The recent sighting of large numbers of bufo toads in parts of Tampa reminds us that some of the scariest alien invaders are not little green men but rather large grayish-brown toads. These invaders are significantly affecting our natural Florida wildlife and are a real danger to our pets as well.
Bufo toads, also known as cane toads or marine toads, originated in South America. They were purposefully released in south Florida in the 1950s to try to control pests in sugar cane fields and quickly spread out of control. Decades later, they have spread throughout southern Florida.
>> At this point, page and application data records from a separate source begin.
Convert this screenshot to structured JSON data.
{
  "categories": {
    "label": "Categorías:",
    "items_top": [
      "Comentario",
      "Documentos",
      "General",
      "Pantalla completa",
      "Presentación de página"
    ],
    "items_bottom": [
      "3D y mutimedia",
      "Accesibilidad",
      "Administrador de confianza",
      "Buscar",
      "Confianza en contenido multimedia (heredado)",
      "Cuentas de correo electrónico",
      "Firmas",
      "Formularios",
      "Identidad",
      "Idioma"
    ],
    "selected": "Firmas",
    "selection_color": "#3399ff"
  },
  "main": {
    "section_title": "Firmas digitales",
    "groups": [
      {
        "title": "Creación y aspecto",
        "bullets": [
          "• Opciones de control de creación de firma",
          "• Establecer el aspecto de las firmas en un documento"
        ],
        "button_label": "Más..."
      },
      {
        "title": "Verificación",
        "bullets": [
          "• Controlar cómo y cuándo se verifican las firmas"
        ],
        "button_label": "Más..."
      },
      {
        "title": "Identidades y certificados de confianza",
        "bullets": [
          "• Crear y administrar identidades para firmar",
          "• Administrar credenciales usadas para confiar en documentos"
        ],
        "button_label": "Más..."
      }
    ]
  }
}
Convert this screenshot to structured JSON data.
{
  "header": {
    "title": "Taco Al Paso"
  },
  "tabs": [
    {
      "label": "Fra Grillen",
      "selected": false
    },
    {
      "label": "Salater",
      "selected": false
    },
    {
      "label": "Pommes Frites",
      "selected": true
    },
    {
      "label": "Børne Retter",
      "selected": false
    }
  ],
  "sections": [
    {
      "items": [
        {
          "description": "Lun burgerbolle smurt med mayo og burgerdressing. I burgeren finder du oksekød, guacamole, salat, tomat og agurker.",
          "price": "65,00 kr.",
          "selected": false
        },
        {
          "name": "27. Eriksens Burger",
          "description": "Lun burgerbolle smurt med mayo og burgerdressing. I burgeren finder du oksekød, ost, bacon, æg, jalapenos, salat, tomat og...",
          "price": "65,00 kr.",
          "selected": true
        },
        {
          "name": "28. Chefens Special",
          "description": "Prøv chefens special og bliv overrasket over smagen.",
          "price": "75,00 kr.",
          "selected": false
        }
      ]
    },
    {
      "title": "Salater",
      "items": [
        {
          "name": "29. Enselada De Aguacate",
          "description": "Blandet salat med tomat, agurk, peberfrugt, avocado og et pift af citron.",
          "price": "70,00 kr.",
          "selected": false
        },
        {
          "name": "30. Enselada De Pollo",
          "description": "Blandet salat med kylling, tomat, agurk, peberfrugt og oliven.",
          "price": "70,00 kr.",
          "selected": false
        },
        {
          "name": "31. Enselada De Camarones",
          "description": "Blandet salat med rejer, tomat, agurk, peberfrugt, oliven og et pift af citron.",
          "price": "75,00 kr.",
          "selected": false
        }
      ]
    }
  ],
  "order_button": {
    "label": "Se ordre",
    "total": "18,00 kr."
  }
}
Luckily, they are not as prominent in the Tampa Bay area as they are south of us. Bufo toads are grayish-brown, warty, and can grow quite large; adults can be 4 to 6 inches in length, but some have reached more than a foot long and the size of a dinner plate.
Cane toads do resemble our native southern toad, though the southern toad is typically smaller (2 to 4 inches) with two ridges on its head behind its eyes. Toads larger than 4 inches are likely bufo toads. Due to the similarity in appearance, when in doubt, it is best to not allow your pet to interact with toads.
These toads are voracious carnivores, eating bugs, lizards, frogs, birds and rodents. They will eat pet food and garbage if it is left out. These toads have a devastating effect on a natural lizard and frog population, though their most frightening characteristic for pet owners is their means of defense.
Behind the bufo toads’ eyes are two large glands, which produce a milky white liquid called bufotoxin. This substance is released when the toad is threatened. Pets who ingest this bufotoxin by biting or even putting the toad in their mouth may have severe effects. Dogs and cats may foam at the mouth, or begin shaking their head, clawing at their mouth and drooling. If you can look in your pet’s mouth, you may notice the gums change from normal pink to a brick red color as the pet’s heart rate and blood pressure increase. The toxin can lead to seizures and even death. Immediate care is critical in these situations.
A pet owner should rinse their pet’s mouth out as quickly as possible with a hose. You should point your pet’s head down so that the water runs out of the mouth. If your pet is having seizures, too forceful of rinsing could drown your pet, and therefore should be done cautiously. Immediate transportation to your veterinarian or animal emergency hospital is needed after rinsing. Any people who come in contact with bufotoxin should immediately wash their hands well.
The best way to minimize the bufo toad threat is to prevent your dogs and cats from interacting with wildlife. Cats can be kept inside, and dogs should be prevented from hunting. Leaving open dog or cat food outside will attract the toads, as well as coyotes, possums, raccoons and other wildlife, which can pose a threat to our pets. Feeding your pets inside can protect yours and your neighbors’ pets.
Bufo toads are just one of the many wild creatures that can cause problems for our pets. Coyotes, alligators, snakes and raccoons all can cause injury to our four-legged friends. Attracting these animals to our yards with left out dog or cat food is an invitation for problems; keep your pet food inside.
Michael J. Rumore, DVM, is the owner of Lake Seminole Animal Hospital in Largo and an SPCA Tampa Bay board member.